*** RECORDS TO USE ***

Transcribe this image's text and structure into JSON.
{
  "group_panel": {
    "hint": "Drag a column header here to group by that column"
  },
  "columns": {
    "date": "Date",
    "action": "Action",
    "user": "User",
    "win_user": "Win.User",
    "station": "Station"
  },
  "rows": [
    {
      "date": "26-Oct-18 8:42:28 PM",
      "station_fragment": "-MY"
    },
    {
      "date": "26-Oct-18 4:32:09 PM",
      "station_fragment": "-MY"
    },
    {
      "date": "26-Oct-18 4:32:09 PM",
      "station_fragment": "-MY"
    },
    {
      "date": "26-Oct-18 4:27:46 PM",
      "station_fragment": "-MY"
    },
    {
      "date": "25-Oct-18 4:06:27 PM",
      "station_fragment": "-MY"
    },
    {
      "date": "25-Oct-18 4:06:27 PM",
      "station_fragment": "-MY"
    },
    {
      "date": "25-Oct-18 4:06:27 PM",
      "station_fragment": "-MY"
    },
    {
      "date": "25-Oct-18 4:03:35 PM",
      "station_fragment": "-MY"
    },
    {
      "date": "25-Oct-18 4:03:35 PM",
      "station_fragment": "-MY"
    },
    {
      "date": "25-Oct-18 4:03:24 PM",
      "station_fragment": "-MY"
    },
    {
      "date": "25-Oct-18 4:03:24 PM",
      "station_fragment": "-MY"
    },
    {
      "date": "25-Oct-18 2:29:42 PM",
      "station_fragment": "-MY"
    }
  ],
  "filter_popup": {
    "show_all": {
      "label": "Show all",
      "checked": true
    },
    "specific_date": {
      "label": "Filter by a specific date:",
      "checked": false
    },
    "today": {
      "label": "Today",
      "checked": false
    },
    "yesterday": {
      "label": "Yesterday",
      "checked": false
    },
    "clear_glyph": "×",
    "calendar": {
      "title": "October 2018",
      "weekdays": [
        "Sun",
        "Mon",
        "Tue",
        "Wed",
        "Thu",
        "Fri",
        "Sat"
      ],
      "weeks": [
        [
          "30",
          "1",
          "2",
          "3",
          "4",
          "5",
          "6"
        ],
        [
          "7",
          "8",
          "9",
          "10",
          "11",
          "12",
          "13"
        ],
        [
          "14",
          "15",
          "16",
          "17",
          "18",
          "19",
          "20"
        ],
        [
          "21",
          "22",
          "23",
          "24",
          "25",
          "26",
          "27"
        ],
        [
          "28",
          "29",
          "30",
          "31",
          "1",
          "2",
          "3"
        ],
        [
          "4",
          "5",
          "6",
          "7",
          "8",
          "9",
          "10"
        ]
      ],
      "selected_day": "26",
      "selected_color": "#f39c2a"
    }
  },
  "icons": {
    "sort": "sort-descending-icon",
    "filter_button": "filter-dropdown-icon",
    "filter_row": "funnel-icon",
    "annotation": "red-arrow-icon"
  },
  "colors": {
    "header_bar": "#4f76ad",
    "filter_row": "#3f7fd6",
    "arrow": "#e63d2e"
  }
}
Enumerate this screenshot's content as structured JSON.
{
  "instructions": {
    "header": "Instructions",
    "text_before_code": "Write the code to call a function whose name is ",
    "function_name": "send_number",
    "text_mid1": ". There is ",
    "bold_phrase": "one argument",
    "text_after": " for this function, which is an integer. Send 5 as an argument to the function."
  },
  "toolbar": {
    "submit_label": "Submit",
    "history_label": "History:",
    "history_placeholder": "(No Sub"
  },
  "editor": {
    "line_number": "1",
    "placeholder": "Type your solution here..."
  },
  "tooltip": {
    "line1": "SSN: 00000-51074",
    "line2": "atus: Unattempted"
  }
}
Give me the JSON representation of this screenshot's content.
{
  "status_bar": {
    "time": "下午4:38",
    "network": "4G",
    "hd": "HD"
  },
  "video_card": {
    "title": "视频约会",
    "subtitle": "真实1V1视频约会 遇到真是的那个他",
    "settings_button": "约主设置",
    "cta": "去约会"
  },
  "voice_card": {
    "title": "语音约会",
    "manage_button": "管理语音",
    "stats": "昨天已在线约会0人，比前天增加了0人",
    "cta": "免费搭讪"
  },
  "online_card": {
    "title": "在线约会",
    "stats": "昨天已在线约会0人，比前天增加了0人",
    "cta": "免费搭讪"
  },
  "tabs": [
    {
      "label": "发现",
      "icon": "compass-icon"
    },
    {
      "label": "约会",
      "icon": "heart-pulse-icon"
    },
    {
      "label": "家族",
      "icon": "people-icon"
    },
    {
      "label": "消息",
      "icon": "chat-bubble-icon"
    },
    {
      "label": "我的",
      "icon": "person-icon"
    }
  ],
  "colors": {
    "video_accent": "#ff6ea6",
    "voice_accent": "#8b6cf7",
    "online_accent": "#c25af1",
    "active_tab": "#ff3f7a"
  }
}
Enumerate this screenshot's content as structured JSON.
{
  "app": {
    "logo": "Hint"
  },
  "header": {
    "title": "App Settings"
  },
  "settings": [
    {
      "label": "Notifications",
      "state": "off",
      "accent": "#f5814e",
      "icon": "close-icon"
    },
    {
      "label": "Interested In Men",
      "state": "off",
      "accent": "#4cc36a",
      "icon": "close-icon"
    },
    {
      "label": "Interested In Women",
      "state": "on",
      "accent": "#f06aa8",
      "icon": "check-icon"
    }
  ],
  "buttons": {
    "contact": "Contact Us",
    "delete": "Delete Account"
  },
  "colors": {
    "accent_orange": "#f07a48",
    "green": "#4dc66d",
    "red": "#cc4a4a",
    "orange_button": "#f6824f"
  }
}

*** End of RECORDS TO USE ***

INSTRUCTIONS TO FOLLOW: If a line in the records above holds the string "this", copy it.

TASK OUTPUT:
Transcribe this image's text and structure into JSON.
Enumerate this screenshot's content as structured JSON.
    "text_after": " for this function, which is an integer. Send 5 as an argument to the function."
Give me the JSON representation of this screenshot's content.
Enumerate this screenshot's content as structured JSON.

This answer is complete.